Somalia: A Danish flagged vessel was attacked by¬†pirates¬†on Saturday off Somalia‚Äôs coast.
This is the latest in a series of increased pirating activities in the region.
The vessel, MV Torm Kansas, laden with 35,000 tonnes of oil products was attacked by¬†pirates¬†while enroute from Sikka, India to Mossel Bay in South Africa.
The attack comes barely five days after two other vessels came under attack from¬†pirates¬†in the Indian ocean, according to a statement from counter-piracy NATO forces, sent to newsrooms Tuesday.
Figures from the International Maritime Bureau indicate that as of October 22, this year, there have been eleven reported incidents of piracy off Somalia this year, including two hijackings.

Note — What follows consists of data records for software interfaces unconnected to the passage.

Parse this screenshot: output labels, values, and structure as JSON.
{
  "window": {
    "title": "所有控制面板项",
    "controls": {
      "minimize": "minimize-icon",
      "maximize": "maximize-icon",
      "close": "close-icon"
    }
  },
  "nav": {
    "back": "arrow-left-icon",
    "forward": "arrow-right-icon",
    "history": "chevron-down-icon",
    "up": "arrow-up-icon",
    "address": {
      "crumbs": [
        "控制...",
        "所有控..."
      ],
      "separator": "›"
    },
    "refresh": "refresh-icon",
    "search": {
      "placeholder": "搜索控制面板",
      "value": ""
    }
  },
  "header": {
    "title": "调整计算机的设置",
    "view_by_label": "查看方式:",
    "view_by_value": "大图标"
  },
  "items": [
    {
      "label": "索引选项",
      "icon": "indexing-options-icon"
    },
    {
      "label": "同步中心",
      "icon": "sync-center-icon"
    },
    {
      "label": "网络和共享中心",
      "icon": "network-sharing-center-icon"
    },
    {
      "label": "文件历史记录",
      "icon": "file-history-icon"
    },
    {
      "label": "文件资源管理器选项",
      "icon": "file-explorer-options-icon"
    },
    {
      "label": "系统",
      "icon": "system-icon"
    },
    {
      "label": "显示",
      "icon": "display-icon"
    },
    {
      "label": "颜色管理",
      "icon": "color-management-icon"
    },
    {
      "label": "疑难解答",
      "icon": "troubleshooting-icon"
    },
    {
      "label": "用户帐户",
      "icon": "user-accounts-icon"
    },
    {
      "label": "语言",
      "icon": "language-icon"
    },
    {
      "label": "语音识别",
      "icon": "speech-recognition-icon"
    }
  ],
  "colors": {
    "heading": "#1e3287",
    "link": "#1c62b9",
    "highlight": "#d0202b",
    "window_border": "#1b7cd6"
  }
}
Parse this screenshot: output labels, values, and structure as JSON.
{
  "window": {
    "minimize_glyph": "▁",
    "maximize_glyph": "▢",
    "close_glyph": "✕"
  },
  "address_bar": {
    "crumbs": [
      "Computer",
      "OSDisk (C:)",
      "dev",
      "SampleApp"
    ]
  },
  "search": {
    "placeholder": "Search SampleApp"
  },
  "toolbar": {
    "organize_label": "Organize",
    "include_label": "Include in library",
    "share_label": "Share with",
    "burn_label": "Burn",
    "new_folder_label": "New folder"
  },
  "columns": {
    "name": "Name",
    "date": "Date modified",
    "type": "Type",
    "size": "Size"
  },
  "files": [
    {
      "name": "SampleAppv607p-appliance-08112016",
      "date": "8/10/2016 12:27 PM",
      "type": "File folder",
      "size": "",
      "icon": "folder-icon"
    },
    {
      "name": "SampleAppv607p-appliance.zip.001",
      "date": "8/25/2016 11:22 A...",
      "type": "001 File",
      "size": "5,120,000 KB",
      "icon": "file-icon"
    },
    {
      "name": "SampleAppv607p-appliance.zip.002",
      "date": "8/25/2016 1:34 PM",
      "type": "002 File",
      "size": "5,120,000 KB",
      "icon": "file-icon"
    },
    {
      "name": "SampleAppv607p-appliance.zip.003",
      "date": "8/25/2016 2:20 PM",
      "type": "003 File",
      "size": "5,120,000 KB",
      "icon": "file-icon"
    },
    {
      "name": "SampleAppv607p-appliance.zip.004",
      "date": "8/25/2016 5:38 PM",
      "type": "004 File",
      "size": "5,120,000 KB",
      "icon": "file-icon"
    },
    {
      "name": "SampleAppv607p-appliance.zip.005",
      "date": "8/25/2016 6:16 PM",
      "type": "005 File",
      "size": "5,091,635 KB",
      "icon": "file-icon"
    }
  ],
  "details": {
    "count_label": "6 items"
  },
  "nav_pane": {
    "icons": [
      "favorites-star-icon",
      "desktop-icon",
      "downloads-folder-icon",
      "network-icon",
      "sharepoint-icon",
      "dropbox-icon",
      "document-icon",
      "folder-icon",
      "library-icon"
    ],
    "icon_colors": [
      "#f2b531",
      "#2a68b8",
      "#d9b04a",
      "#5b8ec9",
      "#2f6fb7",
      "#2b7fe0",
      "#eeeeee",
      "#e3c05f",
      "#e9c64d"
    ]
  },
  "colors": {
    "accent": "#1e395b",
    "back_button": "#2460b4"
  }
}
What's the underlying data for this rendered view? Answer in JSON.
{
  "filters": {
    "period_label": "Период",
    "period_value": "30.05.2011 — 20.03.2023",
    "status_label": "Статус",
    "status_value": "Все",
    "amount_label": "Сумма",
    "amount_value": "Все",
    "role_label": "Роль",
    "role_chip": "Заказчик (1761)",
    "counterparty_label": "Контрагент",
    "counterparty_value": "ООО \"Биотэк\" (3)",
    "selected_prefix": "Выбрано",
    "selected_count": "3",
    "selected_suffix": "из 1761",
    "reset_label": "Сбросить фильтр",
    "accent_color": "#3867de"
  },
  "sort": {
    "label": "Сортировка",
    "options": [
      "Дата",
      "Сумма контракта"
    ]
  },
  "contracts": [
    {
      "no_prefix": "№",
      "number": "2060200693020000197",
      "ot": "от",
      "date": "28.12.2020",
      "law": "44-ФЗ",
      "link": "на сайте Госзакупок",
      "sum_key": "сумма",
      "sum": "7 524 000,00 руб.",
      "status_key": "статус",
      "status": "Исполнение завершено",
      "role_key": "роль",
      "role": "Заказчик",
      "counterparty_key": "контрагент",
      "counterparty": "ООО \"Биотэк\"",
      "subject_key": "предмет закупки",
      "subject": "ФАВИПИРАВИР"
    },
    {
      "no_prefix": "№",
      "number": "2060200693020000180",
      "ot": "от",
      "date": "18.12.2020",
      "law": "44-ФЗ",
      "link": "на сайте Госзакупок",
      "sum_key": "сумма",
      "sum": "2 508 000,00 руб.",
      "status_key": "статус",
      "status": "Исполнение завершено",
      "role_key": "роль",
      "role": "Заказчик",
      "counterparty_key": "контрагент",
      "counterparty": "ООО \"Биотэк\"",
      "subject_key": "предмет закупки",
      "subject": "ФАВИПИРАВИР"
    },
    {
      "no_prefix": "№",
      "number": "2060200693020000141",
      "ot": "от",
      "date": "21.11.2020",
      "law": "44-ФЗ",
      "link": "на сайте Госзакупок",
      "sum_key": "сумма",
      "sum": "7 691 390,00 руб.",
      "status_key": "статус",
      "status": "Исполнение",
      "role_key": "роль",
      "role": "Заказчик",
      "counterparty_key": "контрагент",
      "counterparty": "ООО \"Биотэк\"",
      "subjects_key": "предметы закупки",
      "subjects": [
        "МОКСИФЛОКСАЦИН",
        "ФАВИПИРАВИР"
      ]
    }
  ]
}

Shipping stakeholders in the country say this indicates the piracy menace along the Gulf of Aden was far from being eliminated and shipping lines may not remove the levies introduced in 2009 because of piracy.
‚ÄúThe problem is that the threat is still there and shipping lines do not want to take a chance. They are still levying surcharges on freight rates to cater for security,‚Äù said Kenya Ships Agents Association Chief Executive, Mr Juma Tellah.
In May 2008, the Gulf of Aden was classified as a war risk area by Lloyds Market Association Joint War Committee, a move that led shipping lines to introduce risk premiums.
The premiums have since increased 300 fold from $500 (Sh43, 500) per ship, per voyage; to up to $150,000 (Sh13,050,000) per ship, per voyage, in 2010.
The shipping lines also charge kidnap and ransom fees that cover the crew against ransom demands, but not the vessel or cargo. An insurance premium that covers goods transported along the Somali coast is also levied by the liners.
‚ÄúVigilance cannot be abandoned just because piracy seems to have fallen. The¬†pirates¬†can adapt and change their modus operandi,‚Äù said the Seafarers Union of Kenya Secretary General, Mr Andrew Mwangura.